But whether we’re right about the teams or the magnitude of the game, the reality is that hockey, particularly the NHL’s brand of hockey, is taking center stage at these Vancouver Games. And it’s taking that stage as a game once again on the move for two key reasons.
First, Commissioner Gary Bettman, now in his 17th year at the helm of the NHL, has been willing to shut down his league in midseason no less than four times to ensure the Olympics and its many TV networks see hockey at its finest.
Second, and one could insist that this point is a result, in part, of the first, is the rise of the game globally, particularly with the growth of professional hockey leagues in Europe. The Kontinental Hockey League, with 24 teams in Russia, Belarus, Latvia and Kazakhstan, continues to make noise. Teams there now average between 4,000 and 8,000 fans a game, and the KHL has attracted a number of top players, including former NHL MVP Jaromir Jagr.
The NHL, for its part, has seen its total attendance jump, based on data gleaned from the annual NHL Official Guide & Records Book, from an average of 16,616 in the four-year period before the lockout (2000-04) to an average of 17,158 for the four-year period of 2005-09. This represents about a 3 percent increase. And, to boot, 2008-09 was the highest total attendance (nearly 21.5 million) for the league and was the fifth straight year of an increase.
So what does the NHL do from here, you ask? In our view, we would recommend four power plays to the commissioner:
1. Stay the course on the Olympic Games and go to Russia in 2014. We know there is more than meets the eye on this discussion and the coming collective-bargaining agreement discussions with the players association will need to address this matter. We also understand the absolute disruption the Olympics create for a daily business like the NHL.
2. Keep building on innovative and brand-building properties like the Winter Classic. Your staff is undoubtedly creative and we think there are more new events to build that combine sponsor hospitality/benefits and a “made-you-look” nature to the NHL’s 82-game grind.
3. Keep close tabs on the KHL and keep globalization at the top of your 10-year forecast. We know distance and risk are there, but soccer players travel the world and no reward comes without risk taken.

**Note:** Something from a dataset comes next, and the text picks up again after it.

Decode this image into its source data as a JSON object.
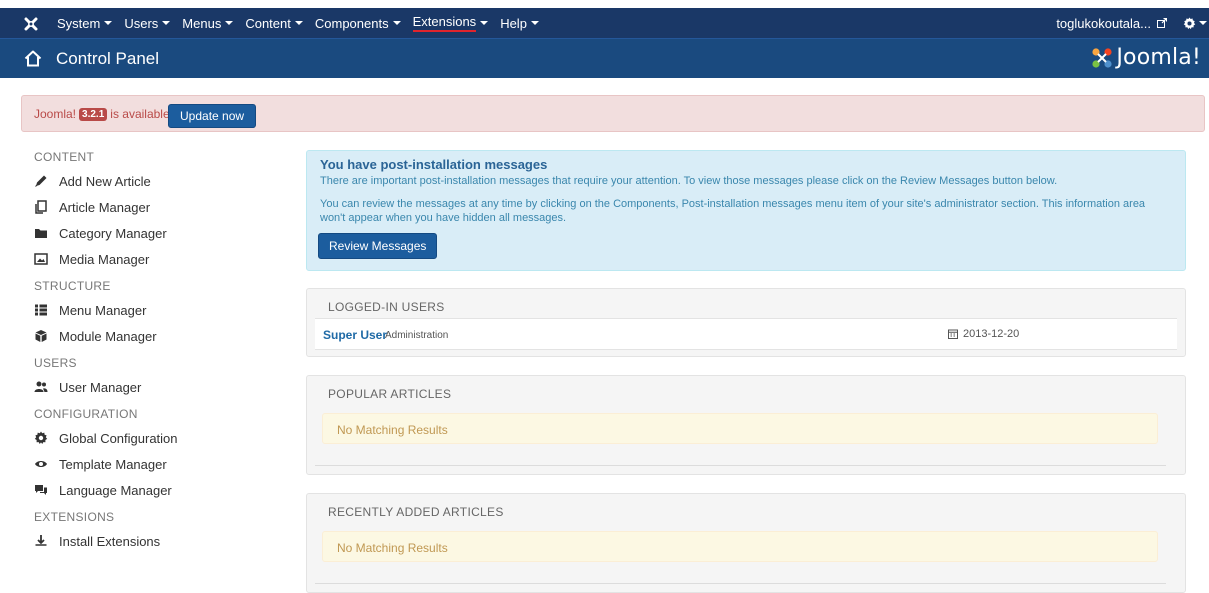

Granted, the European stadiums make this economically difficult but our point is driven by the projected visibility the Olympics will continue to provide the NHL.
4. Leverage all of this wonderful hockey attention to increased viewership and a bigger TV deal. We continue to believe digital TV and other digital media platforms (so critical to the communications dialogue with people younger than 30) will continue to give the fastest game the fastest chance to break back into a larger mainstream.
Are we hockey fans? Yes. With our respective Canadian heritages, it is in our DNA. But as observers of the sports business, we also have to holler when we see something notable.
Rick Burton (firstname.lastname@example.org) is the David B. Falk Professor of Sport Management at Syracuse University and former chief marketing officer of the U.S. Olympic Committee. Norm O’Reilly (email@example.com) is an associate professor at the Falk Center and is working for the Canadian Olympic Committee at the Vancouver 2010 Games.